For Fukuyama, the recent protests by farmers in Poland and Bulgaria over falling grain prices are a poignant reminder of how ripples in local politics can create waves on the international stage.
“There's a lot of complicated politics here that, unfortunately, is going to weaken the very solid front that existed in NATO previously,” Fukuyama explained to McFaul.
On the whole, Fukuyama believes Ukraine’s European allies will continue to find ways of supporting the country. The peaceful transfer of power from the nationalist Law and Justice party to the centrist Civil Coalition in Poland’s recent elections promises the continuation of pro-Ukrainian support from a country that has been one of Ukraine’s loudest and most proactive allies throughout the war.
Fukuyama also gives leadership credit to French President Emmanuel Macron’s who’s political stances toward Ukraine have evolved away from attempts to engage Putin in dialogue about the war in recent months.
“Macron has flipped on some of his previous positions. He’s recently become one of the people who’s really pushing to include Ukraine in the broader European landscape. In fact, he's now taken a little bit more forward position than the Biden administration, and that's encouraging,” Fukuyama says.
Fukuyama’s main worry now is the impact domestic politics in the United States will have on American support for Ukraine.
In the short term, Fukuyama is confident that Congress will find a way to pass another aid bill to Ukraine despite the departure of Kevin McCarthy from the house speakership and the resulting partisan chaos that has caused on Capitol Hill. But looking further ahead, he is less optimistic.
“Once you get into next year and the election campaign, it's going to be hard to increase that level of support. With the exception of Nikki Haley and a couple of other people who are never going to become the candidate, Trump and every other Republican have taken up an anti-Ukraine position. Unfortunately, I think there’s a ticking American time clock,” cautions Fukuyama.
It’s a concern that McFaul shares as well. Writing for MSNBC in February, he made the case in both moral and realpolitik security terms as to why all Americans have a stake in what happens in Ukraine. In his conversation with Fukuyama, he worries that a similar malaise will keep the U.S. and its allies from issuing Ukraine a formal invitation to join NATO at next year’s summit in Washington, a step McFaul and Fukuyama both support.
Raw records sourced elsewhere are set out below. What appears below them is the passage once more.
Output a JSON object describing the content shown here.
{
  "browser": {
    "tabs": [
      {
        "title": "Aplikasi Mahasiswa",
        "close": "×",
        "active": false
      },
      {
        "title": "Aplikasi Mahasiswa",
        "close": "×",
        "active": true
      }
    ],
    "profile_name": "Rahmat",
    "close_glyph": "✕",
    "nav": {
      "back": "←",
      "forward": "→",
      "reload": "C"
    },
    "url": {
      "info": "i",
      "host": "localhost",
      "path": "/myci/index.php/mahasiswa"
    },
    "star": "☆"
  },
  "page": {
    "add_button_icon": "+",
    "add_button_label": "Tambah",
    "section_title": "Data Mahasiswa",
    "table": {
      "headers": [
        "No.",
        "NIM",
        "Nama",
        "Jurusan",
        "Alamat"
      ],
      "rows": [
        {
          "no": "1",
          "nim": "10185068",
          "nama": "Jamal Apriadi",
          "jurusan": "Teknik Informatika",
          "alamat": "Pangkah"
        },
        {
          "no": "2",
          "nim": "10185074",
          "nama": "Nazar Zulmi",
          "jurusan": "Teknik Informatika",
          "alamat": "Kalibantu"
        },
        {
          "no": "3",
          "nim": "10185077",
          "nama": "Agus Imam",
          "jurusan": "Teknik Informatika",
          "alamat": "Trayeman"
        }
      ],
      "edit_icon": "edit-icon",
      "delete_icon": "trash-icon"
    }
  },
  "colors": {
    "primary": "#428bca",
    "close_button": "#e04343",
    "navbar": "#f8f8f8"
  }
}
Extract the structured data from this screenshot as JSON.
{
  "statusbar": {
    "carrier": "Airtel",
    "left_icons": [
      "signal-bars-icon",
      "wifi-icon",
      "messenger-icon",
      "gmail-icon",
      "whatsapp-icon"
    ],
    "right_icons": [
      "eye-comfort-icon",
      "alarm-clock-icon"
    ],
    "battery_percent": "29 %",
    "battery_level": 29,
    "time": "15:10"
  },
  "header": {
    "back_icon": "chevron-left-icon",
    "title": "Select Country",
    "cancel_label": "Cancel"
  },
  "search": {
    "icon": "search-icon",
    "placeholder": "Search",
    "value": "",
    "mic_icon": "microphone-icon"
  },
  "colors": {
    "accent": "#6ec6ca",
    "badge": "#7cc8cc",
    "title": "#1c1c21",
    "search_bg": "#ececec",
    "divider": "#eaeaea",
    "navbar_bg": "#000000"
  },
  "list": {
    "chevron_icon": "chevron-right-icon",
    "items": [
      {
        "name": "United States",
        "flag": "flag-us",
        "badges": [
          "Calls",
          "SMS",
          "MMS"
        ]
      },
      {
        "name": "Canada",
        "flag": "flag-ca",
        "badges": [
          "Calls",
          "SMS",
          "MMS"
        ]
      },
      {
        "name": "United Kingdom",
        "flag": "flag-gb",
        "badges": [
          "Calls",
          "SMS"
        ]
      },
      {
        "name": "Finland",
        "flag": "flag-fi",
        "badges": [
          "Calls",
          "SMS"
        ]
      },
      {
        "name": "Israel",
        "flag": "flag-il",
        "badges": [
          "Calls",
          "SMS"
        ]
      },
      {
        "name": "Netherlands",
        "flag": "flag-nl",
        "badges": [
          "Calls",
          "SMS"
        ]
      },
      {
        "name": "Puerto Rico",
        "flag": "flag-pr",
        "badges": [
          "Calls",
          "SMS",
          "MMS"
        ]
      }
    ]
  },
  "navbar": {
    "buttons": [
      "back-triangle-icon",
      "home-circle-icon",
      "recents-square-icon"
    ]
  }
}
Neither scholar doubts Ukraine will continue to fight for its sovereignty and independence, regardless of outside support.
“After you've lost so much, you want to just keep fighting. You don't want to negotiate with these people. After you've lost your loved ones and you've lost so much, the idea of negotiating with Russia makes Ukrainians angry. That was my biggest takeaway,” says McFaul.
For those looking for how to best support Ukraine, Fukuyama advises looking closer to home and exercising the democratic right to vote.
“The 2024 presidential election in the U.S. is going to be one of the most important elections in our history. World history could go in very, very different directions depending on the way it goes,” he cautions.